A twist on popular “militainment” shooter video games, Project H.E.A.R.T. invites the viewer to place their fingers on a custom biodata gathering device, and then summon their enthusiasm to engage holographic popstar Yowane Haku in “combat therapy.”

The biosensing device gathers data from the VR user relative to blood flow and skin conductance in order to facilitate emotional interactivity: a user’s enthusiasm (spikes in signal amplitude in skin conductance, higher than average heart rate, and shifts in amplitude of the pulse signal) stimulates the holographic pop star to sing in the virtual warzone, thus inspiring military fighters to continue the war. At the end of the experience the user is confronted with their score: how many of their soldiers were traumatized vs how many were enemies killed. There is no further information given whether one has won or lost the game.

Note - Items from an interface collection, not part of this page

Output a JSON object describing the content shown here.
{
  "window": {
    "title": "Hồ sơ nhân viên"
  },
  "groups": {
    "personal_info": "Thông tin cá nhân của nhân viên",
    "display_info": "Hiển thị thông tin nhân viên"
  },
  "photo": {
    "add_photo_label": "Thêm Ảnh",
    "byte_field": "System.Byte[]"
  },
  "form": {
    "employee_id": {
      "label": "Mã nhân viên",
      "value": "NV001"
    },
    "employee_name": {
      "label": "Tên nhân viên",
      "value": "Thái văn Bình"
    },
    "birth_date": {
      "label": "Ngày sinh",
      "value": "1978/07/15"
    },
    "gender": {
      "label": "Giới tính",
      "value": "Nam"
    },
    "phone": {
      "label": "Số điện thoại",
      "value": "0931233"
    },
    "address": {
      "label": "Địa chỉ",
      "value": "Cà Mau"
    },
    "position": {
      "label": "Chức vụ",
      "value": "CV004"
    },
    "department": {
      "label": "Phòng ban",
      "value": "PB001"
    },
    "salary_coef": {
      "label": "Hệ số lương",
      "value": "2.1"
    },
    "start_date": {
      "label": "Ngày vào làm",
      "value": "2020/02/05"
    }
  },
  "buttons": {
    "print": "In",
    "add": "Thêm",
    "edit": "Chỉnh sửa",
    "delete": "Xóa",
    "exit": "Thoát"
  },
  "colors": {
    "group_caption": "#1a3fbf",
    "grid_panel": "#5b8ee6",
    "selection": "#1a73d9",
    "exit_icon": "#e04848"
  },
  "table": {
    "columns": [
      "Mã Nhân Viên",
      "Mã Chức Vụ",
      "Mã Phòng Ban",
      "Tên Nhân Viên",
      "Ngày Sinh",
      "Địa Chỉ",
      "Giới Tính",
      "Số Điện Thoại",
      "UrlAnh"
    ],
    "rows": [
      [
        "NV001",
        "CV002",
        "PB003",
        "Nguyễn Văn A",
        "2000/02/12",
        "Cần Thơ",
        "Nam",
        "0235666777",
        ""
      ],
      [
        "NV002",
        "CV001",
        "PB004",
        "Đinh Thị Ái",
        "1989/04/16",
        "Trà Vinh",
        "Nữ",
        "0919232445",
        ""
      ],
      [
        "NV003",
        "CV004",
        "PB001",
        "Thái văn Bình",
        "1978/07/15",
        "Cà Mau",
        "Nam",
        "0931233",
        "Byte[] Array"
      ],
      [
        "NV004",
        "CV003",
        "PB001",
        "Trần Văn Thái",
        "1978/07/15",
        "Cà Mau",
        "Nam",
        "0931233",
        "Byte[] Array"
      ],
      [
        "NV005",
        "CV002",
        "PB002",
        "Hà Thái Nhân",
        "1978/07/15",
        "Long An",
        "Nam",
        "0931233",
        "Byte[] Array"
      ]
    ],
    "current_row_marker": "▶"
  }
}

In-game dialogue between the soldiers wavers between self-righteous soldier banter and self-help mantras. As soldiers battle not only against a group of enemies, but also against their own lack of confidence in times of global economic instability, the user is challenged to summon their positivity to activate Haku’s singing voice and boost morale. The landscape of Project H.E.A.R.T. was built from geopolitically resonant sites found on Google Maps, creating a dreamlike background for the warzone that brings the user’s emotional body to a virtual space that conflates war, pop music, and video games.

As Kathryn Hamilton pointed out in her 2017 essay “Voyeur Realism” for New Inquiry,

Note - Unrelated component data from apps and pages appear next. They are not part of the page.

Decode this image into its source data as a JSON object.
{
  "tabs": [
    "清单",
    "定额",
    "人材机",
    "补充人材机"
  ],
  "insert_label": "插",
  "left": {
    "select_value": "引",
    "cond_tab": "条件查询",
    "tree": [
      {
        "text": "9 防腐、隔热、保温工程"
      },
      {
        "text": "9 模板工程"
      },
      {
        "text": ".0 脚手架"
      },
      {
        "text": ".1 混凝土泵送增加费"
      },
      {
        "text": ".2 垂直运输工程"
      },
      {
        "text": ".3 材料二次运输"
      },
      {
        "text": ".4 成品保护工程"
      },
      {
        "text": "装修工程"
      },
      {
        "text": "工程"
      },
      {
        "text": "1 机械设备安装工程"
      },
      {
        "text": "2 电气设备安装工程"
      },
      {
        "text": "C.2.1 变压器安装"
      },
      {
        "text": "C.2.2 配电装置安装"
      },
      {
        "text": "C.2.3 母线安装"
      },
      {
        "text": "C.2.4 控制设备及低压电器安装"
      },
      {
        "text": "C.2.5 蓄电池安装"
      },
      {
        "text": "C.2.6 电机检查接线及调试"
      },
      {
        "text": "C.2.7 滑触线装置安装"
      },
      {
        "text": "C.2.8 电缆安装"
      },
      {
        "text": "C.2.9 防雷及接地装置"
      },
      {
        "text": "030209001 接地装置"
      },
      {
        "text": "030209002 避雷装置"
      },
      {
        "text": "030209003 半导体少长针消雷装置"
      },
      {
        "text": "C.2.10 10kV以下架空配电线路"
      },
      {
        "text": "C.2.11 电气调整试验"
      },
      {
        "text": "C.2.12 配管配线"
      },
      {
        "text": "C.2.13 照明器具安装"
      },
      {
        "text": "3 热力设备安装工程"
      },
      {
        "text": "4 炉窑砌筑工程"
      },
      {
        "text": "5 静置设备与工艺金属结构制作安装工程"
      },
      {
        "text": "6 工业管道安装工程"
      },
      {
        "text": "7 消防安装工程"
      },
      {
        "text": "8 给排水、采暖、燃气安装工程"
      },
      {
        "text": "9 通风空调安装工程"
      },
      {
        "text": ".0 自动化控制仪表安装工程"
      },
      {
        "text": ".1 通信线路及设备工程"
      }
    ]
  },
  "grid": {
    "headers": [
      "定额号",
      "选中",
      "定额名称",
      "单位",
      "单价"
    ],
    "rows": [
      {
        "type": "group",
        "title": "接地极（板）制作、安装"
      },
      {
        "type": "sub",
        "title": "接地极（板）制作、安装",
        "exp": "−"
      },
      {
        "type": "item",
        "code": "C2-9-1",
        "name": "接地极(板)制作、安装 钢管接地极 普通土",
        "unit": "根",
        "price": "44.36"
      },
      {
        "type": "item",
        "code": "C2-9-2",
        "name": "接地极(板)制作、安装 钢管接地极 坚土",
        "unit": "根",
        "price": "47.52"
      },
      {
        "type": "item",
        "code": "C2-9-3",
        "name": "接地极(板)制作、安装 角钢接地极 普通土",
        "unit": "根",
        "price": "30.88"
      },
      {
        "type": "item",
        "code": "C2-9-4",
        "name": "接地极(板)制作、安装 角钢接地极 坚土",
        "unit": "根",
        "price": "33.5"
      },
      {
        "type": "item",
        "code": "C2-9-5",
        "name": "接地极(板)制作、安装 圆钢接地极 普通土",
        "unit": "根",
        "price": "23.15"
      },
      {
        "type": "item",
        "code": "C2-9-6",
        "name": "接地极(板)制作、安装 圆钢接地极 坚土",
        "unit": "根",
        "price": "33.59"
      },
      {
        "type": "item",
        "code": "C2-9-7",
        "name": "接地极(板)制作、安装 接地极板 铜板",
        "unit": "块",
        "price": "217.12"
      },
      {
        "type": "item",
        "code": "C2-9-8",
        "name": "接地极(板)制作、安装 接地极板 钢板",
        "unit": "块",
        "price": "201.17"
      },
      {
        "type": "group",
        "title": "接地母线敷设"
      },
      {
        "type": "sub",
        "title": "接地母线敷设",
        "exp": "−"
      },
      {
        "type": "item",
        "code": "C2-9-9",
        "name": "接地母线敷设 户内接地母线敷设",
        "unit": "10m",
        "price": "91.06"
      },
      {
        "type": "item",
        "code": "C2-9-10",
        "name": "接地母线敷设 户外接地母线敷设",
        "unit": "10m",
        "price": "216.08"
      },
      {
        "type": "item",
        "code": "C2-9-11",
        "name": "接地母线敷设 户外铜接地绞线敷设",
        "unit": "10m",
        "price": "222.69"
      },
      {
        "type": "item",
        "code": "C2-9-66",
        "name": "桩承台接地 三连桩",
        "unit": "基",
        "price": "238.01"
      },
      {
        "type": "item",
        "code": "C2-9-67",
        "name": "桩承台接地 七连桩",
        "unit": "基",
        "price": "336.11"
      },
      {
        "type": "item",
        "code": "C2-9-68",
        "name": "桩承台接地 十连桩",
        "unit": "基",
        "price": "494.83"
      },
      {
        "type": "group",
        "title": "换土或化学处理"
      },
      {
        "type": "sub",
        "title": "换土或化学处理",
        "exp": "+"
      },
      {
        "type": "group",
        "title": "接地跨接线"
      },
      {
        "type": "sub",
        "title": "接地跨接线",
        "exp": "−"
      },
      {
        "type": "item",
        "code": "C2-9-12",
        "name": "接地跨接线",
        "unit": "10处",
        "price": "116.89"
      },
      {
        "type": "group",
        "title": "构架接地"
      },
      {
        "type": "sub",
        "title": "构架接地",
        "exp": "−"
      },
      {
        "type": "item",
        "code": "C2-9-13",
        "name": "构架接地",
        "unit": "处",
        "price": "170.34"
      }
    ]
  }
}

“VR’s genesis and development is in the military, where it has been used to train soldiers in “battle readiness,” a euphemism for: methods to overcome the innate human resistance to firing at another human being. In the last few years, VR’s usage has shifted 180 degrees from a technology used to train soldiers for war, to one that claims to “amplify” the voices afflicted by war, and to affect “world influencers” who might be able to stop said wars.”

Featuring music by Lazerblade, Night Chaser, and Austin Haughton

Project H.E.A.R.T. also features the voice acting talents of Erin Gee, Danny Gold, Alex Lee, Benjamin McCarthy, Gregory Muszkie, James O’Calloghan, and Henry Adam Svec.

Yowane Haku character designed by CAFFEIN

Yowane Haku Cyber model originally created by SEGA for Hatsune Miku: Project DIVA 2nd (2010)

Thanks to the support of the Canada Council for the Arts and AMD Radeon, Project H.E.A.R.T. was commissioned by Trinity Square Video for the exhibition Worldbuilding, curated by John G Hampton and Maiko Tanaka.

This project would have not been possible without the logistical and technical support of the following organizations:

Technoculture Art and Games Lab (Concordia University)

Concordia University

ASAP Media Services (University of Maine)